|Photos||Video & Audio||Blogs||Statistics||Archive||Shop||Mobile|
Nagraj Gollapudi in Dambulla
August 3, 2005
Sourav Ganguly wanted to celebrate his 10,000 runs with an Indian victory, but unfortunately for him he could celebrate only one thing - becoming the third man to get to the milestone after Sachin Tendulkar and Inzamam-ul-Haq. "I still don't understand how we could lose a game after having them at 95 for 6," he said, "Chasing 220 on a wicket which is not easy to bat on, so it's a huge disappointment."
Ganguly didn't agree that India were scoring at a slow rate in the early part of their innings. "It is not an easy wicket to bat on straightaway with the new ball as the ball stops and we had lost a few early wickets in the early part of the tournament. It was disappointing to not get a big score as when I open I look to do that and I was all set for today as it was a good platform to go and get a big score and push the team up."
Rahul Dravid, India's new captain, thought that the failure to convert good starts into big knocks was the biggest impediment facing the Indian batting order. "We weren't defensive, it's just that we weren't able to convert the starts," he said. "People who were set couldn't take it further. We fell a few runs short and it was due to Irfan's [Pathan] knock that we at least managed 220. But we need to convert our starts especially in the middle overs and some of the batsmen need to bat in the end overs."
Dravid didn't see anything wrong by bowling the in-form Nehra for his full quota because he had to break the Jayawardene-Upul Chandana partnership before it was too late. "We had to go for the killer punch and since Nehra had bowled well and had two overs left, I decided to bowl him at a trot.
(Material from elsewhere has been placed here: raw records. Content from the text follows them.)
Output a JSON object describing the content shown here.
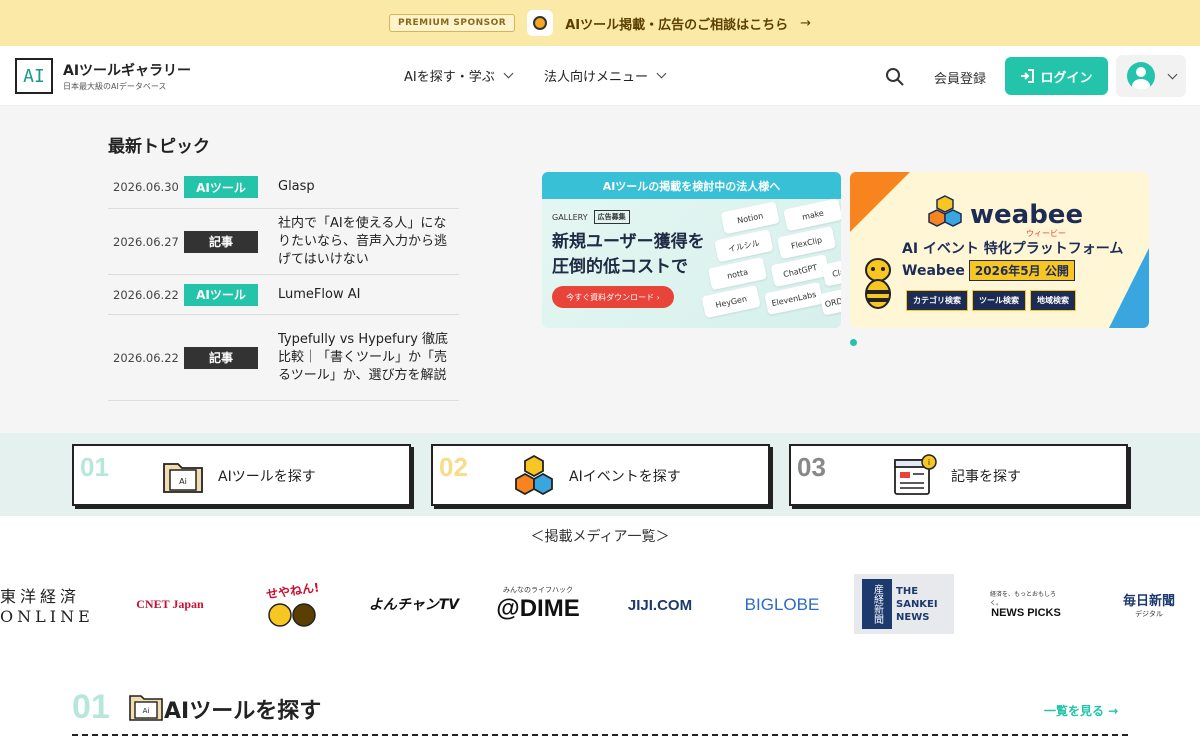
{
  "sponsor": {
    "badge": "PREMIUM SPONSOR",
    "text": "AIツール掲載・広告のご相談はこちら",
    "arrow": "→"
  },
  "header": {
    "logo_mark": "AI",
    "site_name": "AIツールギャラリー",
    "site_tagline": "日本最大級のAIデータベース",
    "nav": [
      {
        "label": "AIを探す・学ぶ"
      },
      {
        "label": "法人向けメニュー"
      }
    ],
    "register": "会員登録",
    "login": "ログイン"
  },
  "topics": {
    "title": "最新トピック",
    "items": [
      {
        "date": "2026.06.30",
        "tag": "AIツール",
        "type": "tool",
        "title": "Glasp"
      },
      {
        "date": "2026.06.27",
        "tag": "記事",
        "type": "article",
        "title": "社内で「AIを使える人」になりたいなら、音声入力から逃げてはいけない"
      },
      {
        "date": "2026.06.22",
        "tag": "AIツール",
        "type": "tool",
        "title": "LumeFlow AI"
      },
      {
        "date": "2026.06.22",
        "tag": "記事",
        "type": "article",
        "title": "Typefully vs Hypefury 徹底比較｜「書くツール」か「売るツール」か、選び方を解説"
      },
      {
        "date": "",
        "tag": "",
        "type": "tool",
        "title": ""
      }
    ]
  },
  "banner1": {
    "bar": "AIツールの掲載を検討中の法人様へ",
    "gallery": "GALLERY",
    "ad_badge": "広告募集",
    "headline_1": "新規ユーザー獲得を",
    "headline_2": "圧倒的低コストで",
    "cta": "今すぐ資料ダウンロード ›",
    "logos": [
      "Notion",
      "make",
      "イルシル",
      "FlexClip",
      "notta",
      "ChatGPT",
      "HeyGen",
      "ElevenLabs",
      "Cla",
      "ORDERS"
    ]
  },
  "banner2": {
    "brand": "weabee",
    "brand_kana": "ウィービー",
    "line1": "AI イベント 特化プラットフォーム",
    "line2_name": "Weabee",
    "line2_date": "2026年5月 公開",
    "buttons": [
      "カテゴリ検索",
      "ツール検索",
      "地域検索"
    ]
  },
  "categories": [
    {
      "num": "01",
      "label": "AIツールを探す",
      "color": "#b7e6db"
    },
    {
      "num": "02",
      "label": "AIイベントを探す",
      "color": "#f7dc8c"
    },
    {
      "num": "03",
      "label": "記事を探す",
      "color": "#888888"
    }
  ],
  "media": {
    "title": "＜掲載メディア一覧＞",
    "logos": [
      "東洋経済 ONLINE",
      "CNET Japan",
      "せやねん!",
      "よんチャンTV",
      "@DIME",
      "JIJI.COM",
      "BIGLOBE",
      "THE SANKEI NEWS",
      "NEWS PICKS",
      "毎日新聞"
    ],
    "logo_subs": {
      "dime": "みんなのライフハック",
      "newspicks": "経済を、もっとおもしろく。",
      "mainichi": "デジタル",
      "sankei_kanji": "産経新聞"
    }
  },
  "section1": {
    "num": "01",
    "title": "AIツールを探す",
    "see_all": "一覧を見る →"
  }
}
We needed the seventh wicket but that didn't happen."
In the end the difference was Jayawardene's cool and calculated strategy. "We believe that we bat down to No. 10," said Jayawardene. "When Upul came in I told him that we needed to set small targets like five-over blocks and score at four or five runs an over. And whenever they got a wicket-taking bowler like Harbhajan [Singh] and Irfan we made sure we don't lose a wicket. We were lucky to get good runs against Harbhajan and then we saw that we had hit off with our plan successfully.
"At the 40-over mark we wanted to get to 160 but we were 176 after which it was just a run-a-ball for us. It was just a matter of taking singles from there and not lose wickets and we were lucky."
While Jayawardene's was the innings of the day, earlier it was all about another under pressure batsman as Ganguly passed 10,000 ODI runs. "It was a big milestone. When I started my Test career in 1996 I was thought to be more of a Test player and in the next nine years to get 10,000 runs is obviously satisfying."
Nagraj Gollapudi is sub-editor of Wisden Asia CricketFeeds: Nagraj Gollapudi
© ESPN Sports Media Ltd.
Plays of the Day from the second ODI between England and India, in Cardiff
Plays of the day from the third ODI between England and India at Trent Bridge
Plays of the day from the tri-series match between Zimbabwe and South Africa
Graeme Pollock has been among the top three finest players his country ever produced; and not far off that pace in the world rankings either
The sequence of recent stuttering starts in ODIs, with the middle and lower orders picking up the pieces, does not bode well